> [Exercise brief] If a line below contains the string "true", copy it out.

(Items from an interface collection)
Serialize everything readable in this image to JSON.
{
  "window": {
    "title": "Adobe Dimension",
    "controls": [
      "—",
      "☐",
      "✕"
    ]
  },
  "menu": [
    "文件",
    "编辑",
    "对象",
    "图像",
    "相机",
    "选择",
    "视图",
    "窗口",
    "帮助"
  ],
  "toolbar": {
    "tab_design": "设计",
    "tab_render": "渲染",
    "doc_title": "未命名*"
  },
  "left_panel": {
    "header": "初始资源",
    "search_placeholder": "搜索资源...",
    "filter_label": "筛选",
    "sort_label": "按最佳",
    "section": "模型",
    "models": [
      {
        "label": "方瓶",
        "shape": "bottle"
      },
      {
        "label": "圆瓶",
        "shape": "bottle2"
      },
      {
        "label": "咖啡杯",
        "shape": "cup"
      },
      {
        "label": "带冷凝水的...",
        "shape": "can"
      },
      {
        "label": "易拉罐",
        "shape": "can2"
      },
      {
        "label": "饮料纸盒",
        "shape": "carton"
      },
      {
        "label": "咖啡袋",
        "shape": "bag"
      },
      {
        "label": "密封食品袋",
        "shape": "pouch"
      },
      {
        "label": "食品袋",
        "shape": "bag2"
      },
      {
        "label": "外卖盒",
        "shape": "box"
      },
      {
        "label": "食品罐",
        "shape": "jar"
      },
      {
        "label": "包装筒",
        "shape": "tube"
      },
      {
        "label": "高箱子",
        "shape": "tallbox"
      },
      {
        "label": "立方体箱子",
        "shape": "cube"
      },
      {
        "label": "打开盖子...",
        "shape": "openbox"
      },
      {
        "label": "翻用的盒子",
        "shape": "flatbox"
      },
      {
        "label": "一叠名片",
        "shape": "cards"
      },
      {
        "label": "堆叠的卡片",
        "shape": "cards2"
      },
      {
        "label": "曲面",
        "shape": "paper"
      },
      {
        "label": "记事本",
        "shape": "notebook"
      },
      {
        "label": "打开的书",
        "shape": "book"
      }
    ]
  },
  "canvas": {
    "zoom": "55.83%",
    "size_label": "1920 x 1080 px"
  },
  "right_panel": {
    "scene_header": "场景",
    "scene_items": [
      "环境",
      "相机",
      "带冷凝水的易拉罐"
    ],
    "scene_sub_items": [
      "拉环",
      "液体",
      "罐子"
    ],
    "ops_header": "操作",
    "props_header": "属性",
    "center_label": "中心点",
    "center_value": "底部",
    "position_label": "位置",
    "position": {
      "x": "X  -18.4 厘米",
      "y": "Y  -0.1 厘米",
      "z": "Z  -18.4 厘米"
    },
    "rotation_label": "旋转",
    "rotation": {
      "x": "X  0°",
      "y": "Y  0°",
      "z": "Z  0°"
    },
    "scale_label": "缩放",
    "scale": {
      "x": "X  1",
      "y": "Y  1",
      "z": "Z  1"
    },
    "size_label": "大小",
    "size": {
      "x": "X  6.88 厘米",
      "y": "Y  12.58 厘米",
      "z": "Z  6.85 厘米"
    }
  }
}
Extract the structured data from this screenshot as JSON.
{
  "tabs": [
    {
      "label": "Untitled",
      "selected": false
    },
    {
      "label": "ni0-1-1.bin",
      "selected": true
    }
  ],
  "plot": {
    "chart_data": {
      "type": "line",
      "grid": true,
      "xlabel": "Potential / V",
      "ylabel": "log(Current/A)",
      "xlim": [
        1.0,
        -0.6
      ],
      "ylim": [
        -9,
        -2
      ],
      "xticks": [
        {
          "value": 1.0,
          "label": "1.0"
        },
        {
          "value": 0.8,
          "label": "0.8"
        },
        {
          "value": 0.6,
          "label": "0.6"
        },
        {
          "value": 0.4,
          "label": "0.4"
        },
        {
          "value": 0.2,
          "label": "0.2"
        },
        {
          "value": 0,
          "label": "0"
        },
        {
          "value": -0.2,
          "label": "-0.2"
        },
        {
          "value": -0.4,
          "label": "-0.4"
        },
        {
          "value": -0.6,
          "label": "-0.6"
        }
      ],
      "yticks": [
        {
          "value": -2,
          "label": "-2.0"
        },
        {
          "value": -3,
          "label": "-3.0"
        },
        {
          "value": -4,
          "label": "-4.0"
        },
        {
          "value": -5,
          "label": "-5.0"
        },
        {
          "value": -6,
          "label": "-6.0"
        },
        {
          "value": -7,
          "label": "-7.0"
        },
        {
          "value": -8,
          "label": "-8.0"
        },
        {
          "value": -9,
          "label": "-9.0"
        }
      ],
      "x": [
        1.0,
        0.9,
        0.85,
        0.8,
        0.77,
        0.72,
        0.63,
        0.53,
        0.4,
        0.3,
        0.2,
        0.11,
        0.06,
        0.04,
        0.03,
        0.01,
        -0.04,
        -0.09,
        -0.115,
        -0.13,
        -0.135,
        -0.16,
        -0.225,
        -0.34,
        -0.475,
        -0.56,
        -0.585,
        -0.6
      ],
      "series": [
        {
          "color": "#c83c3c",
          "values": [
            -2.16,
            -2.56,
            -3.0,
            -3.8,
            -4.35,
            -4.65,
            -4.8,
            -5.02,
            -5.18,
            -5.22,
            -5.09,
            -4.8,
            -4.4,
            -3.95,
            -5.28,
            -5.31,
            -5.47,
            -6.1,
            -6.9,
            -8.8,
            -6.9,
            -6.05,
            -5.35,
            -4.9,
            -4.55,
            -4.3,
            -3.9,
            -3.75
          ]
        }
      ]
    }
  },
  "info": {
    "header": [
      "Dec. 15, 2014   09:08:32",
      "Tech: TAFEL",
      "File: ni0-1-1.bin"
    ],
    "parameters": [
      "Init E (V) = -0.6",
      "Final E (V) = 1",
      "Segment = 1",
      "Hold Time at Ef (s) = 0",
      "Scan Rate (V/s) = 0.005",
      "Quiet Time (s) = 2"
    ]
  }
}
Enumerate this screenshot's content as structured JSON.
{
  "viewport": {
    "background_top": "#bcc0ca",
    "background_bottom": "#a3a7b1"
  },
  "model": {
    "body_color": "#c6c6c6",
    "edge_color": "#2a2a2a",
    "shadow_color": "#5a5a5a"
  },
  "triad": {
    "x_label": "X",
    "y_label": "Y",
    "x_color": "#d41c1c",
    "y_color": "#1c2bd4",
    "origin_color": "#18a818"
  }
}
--
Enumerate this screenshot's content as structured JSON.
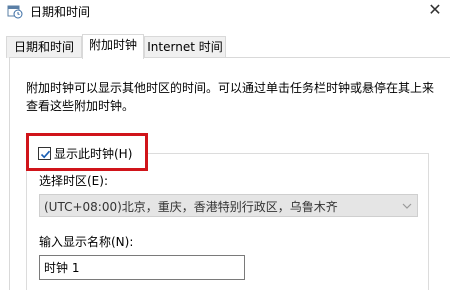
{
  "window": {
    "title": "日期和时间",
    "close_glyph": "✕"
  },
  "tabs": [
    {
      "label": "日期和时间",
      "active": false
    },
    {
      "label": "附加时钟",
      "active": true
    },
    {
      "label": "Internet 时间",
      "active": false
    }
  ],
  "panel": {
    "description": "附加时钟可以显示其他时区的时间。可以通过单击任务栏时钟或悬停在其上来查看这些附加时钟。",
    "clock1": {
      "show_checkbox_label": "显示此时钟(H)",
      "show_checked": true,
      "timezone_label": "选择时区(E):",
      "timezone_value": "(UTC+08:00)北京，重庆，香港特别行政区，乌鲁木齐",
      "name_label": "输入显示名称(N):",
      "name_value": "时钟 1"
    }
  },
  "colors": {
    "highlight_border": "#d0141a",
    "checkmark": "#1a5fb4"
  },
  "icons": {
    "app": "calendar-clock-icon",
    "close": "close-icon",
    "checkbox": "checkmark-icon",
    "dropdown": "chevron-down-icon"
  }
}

> [Exercise output]
      "selected": true
      "grid": true,
      "active": true
      "show_checked": true,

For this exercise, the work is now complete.